    The ‘seen to be doing something’ appears to be a strong point in politics, however if it delivers capability then that’s good.

    I tend to agree with much of what is written, and have had long time concerns re the numbers. 7 is not enough. I think 8 is the minimum. I also think 12 is the right number of P8’s. Maintenance, training, and deployments all divert limited airframes. And no matter how capable they are they can only be in one place at a time. I know we have a limited budget, but how does 8 P-8’s and 7 Tritons deploy to the gulf on anti piracy missions, or support troops with ISR, plus patrol at home? While both compliment each other, they are different, are used differently, and require different support. They can’t be pooled like the P-3. This is a similar story with KC-30’s; C-17’s; C-27’s; and CH-47’s. All great capabilities, but the numbers only make sense when viewed by what our budget can afford.

  14. Raymond says

    Andrew McLaughlin – yes, however I would expect the MUAS component to be fast-tracked should the Coalition win office. I think the point John N was making earlier was that current policy appears to be still to acquire this capability later rather than sooner, and that the LOR was more of a political move in order to be ‘seen’ to be serious about border protection (and match the Coalition’s policy). After all, while Defence obviously has much input and advice into procurement, operations, etc., it is the Government of the day that dictates policy and directs Defence to carry out its objectives.
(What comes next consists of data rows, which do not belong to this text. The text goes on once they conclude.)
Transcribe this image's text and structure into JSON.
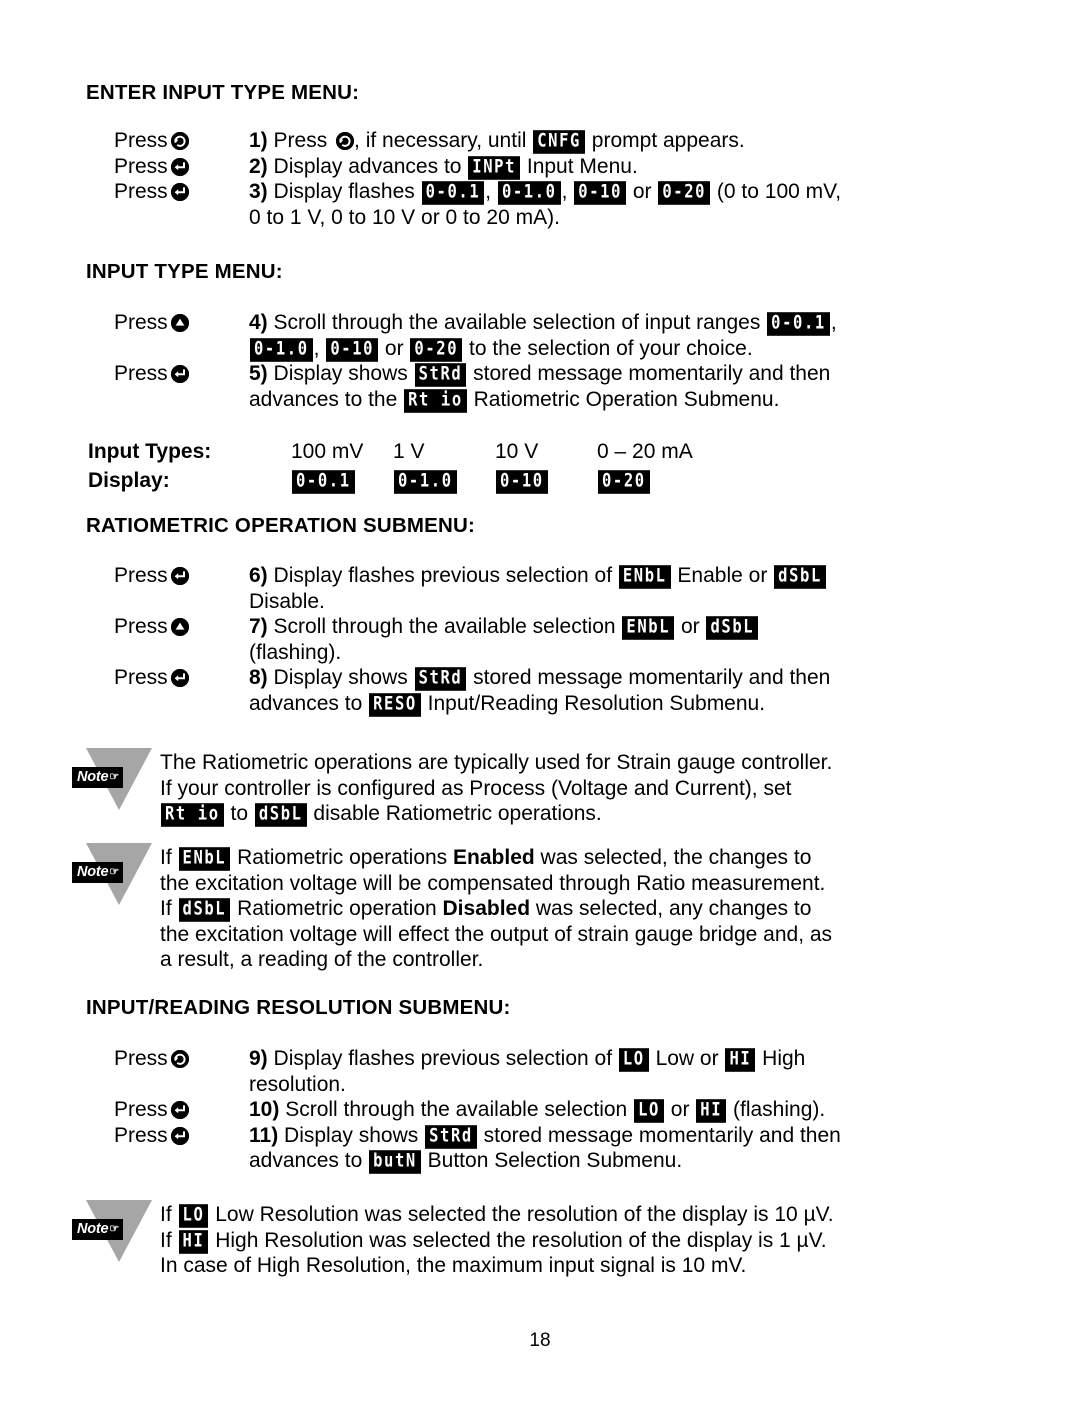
{
  "page": {
    "number": "18"
  },
  "sections": {
    "enter_input_type": {
      "heading": "ENTER INPUT TYPE MENU:",
      "press_label": "Press",
      "steps": [
        {
          "press_icon": "loop-arrow-icon",
          "number": "1)",
          "text_before": " Press ",
          "text_mid": ", if necessary, until ",
          "led": "CNFG",
          "text_after": " prompt appears."
        },
        {
          "press_icon": "enter-arrow-icon",
          "number": "2)",
          "text_before": " Display advances to ",
          "led": "INPt",
          "text_after": " Input Menu."
        },
        {
          "press_icon": "enter-arrow-icon",
          "number": "3)",
          "text_before": " Display flashes ",
          "led1": "0-0.1",
          "sep1": ", ",
          "led2": "0-1.0",
          "sep2": ", ",
          "led3": "0-10",
          "sep3": " or ",
          "led4": "0-20",
          "text_after": " (0 to 100 mV,",
          "line2": "0 to 1 V, 0 to 10 V or 0 to 20 mA)."
        }
      ]
    },
    "input_type": {
      "heading": "INPUT TYPE MENU:",
      "press_label": "Press",
      "steps": [
        {
          "press_icon": "up-triangle-icon",
          "number": "4)",
          "text_before": " Scroll through the available selection of input ranges ",
          "led1": "0-0.1",
          "sep1": ",",
          "led2": "0-1.0",
          "sep2": ", ",
          "led3": "0-10",
          "sep3": " or ",
          "led4": "0-20",
          "text_after": " to the selection of your choice."
        },
        {
          "press_icon": "enter-arrow-icon",
          "number": "5)",
          "text_before": " Display shows ",
          "led": "StRd",
          "text_mid": " stored message momentarily and then",
          "line2_before": "advances to the ",
          "led2": "Rt io",
          "line2_after": " Ratiometric Operation Submenu."
        }
      ]
    },
    "input_types_table": {
      "row_labels": [
        "Input Types:",
        "Display:"
      ],
      "types": [
        "100 mV",
        "1 V",
        "10 V",
        "0 – 20 mA"
      ],
      "displays": [
        "0-0.1",
        "0-1.0",
        "0-10",
        "0-20"
      ]
    },
    "ratiometric": {
      "heading": "RATIOMETRIC OPERATION SUBMENU:",
      "press_label": "Press",
      "steps": [
        {
          "press_icon": "enter-arrow-icon",
          "number": "6)",
          "text_before": " Display flashes previous selection of ",
          "led1": "ENbL",
          "text_mid": " Enable or ",
          "led2": "dSbL",
          "line2": "Disable."
        },
        {
          "press_icon": "up-triangle-icon",
          "number": "7)",
          "text_before": " Scroll through the available selection ",
          "led1": "ENbL",
          "text_mid": " or ",
          "led2": "dSbL",
          "line2": "(flashing)."
        },
        {
          "press_icon": "enter-arrow-icon",
          "number": "8)",
          "text_before": " Display shows ",
          "led": "StRd",
          "text_mid": " stored message momentarily and then",
          "line2_before": "advances to ",
          "led2": "RESO",
          "line2_after": " Input/Reading Resolution Submenu."
        }
      ]
    },
    "note_ratiometric": {
      "tag": "Note",
      "hand": "☞",
      "line1": "The Ratiometric operations are typically used for Strain gauge controller.",
      "line2": "If your controller is configured as Process (Voltage and Current), set",
      "line3_led1": "Rt io",
      "line3_mid": " to ",
      "line3_led2": "dSbL",
      "line3_after": " disable Ratiometric operations."
    },
    "note_enable_disable": {
      "tag": "Note",
      "hand": "☞",
      "l1_before": "If ",
      "l1_led": "ENbL",
      "l1_mid": " Ratiometric operations ",
      "l1_bold": "Enabled",
      "l1_after": " was selected, the changes to",
      "l2": "the excitation voltage will be compensated through Ratio measurement.",
      "l3_before": "If ",
      "l3_led": "dSbL",
      "l3_mid": " Ratiometric operation ",
      "l3_bold": "Disabled",
      "l3_after": " was selected, any changes to",
      "l4": "the excitation voltage will effect the output of strain gauge bridge and, as",
      "l5": "a result, a reading of the controller."
    },
    "resolution": {
      "heading": "INPUT/READING RESOLUTION SUBMENU:",
      "press_label": "Press",
      "steps": [
        {
          "press_icon": "loop-arrow-icon",
          "number": "9)",
          "text_before": " Display flashes previous selection of ",
          "led1": "LO",
          "text_mid": " Low or ",
          "led2": "HI",
          "text_after": " High",
          "line2": "resolution."
        },
        {
          "press_icon": "enter-arrow-icon",
          "number": "10)",
          "text_before": " Scroll through the available selection ",
          "led1": "LO",
          "text_mid": " or ",
          "led2": "HI",
          "text_after": " (flashing)."
        },
        {
          "press_icon": "enter-arrow-icon",
          "number": "11)",
          "text_before": " Display shows ",
          "led": "StRd",
          "text_mid": " stored message momentarily and then",
          "line2_before": "advances to ",
          "led2": "butN",
          "line2_after": " Button Selection Submenu."
        }
      ]
    },
    "note_resolution": {
      "tag": "Note",
      "hand": "☞",
      "l1_before": "If ",
      "l1_led": "LO",
      "l1_after": " Low Resolution was selected the resolution of the display is 10 µV.",
      "l2_before": "If ",
      "l2_led": "HI",
      "l2_after": " High Resolution was selected the resolution of the display is 1 µV.",
      "l3": "In case of High Resolution, the maximum input signal is 10 mV."
    }
  }
}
    John N – in regards to numbers, 7 might be the initial buy, but this doesn’t mean it will be the final number. Think the P-3C (two batches of 10), the C-17A (4+1+1), the Super Hornet (24+12), the CH-47D (4+2+2), and the MRH-90 (12+34) as more recent examples of where additional airframes have been ordered. And yes, 8 P-8A’s and 7 Triton’s doesn’t really seem sufficient for the huge expanses surrounding our island continent, and I would really like to see more airframes ordered. 10-12 P-8A’s and 8-10 Triton’s seem like much more sensible numbers.

  15. Raymond says

    Frequent Flyer – remember that capabilities need to mature before they can be accepted into service and to look at the big picture. Only with the MQ-4C Triton / BAMS derivative of the Global Hawk has this platform been developed into something much more suitable for large ocean expanses.

  16. Raymond says

    Just to clarify a little further, this is the difference between the current Government’s policy (“consideration later in the decade”) and the Coalition’s policy (“immediately start the process”) re. the MUAS component…

    Minister for Defence and Minister for Defence Materiel – Joint Media Release – Triton unmanned maritime surveillance aircraft, 16 May 2013:
    “Defence will continue to investigate options for a mixed manned and unmanned aircraft fleet to inform Government consideration later in the decade.”

    The Liberal Party’s ‘Our Plan – Real Solutions for all Australians’:
    “We will immediately start the process of acquiring a number of new state-of-the-art unmanned aircraft.”
    Ref. (page 48)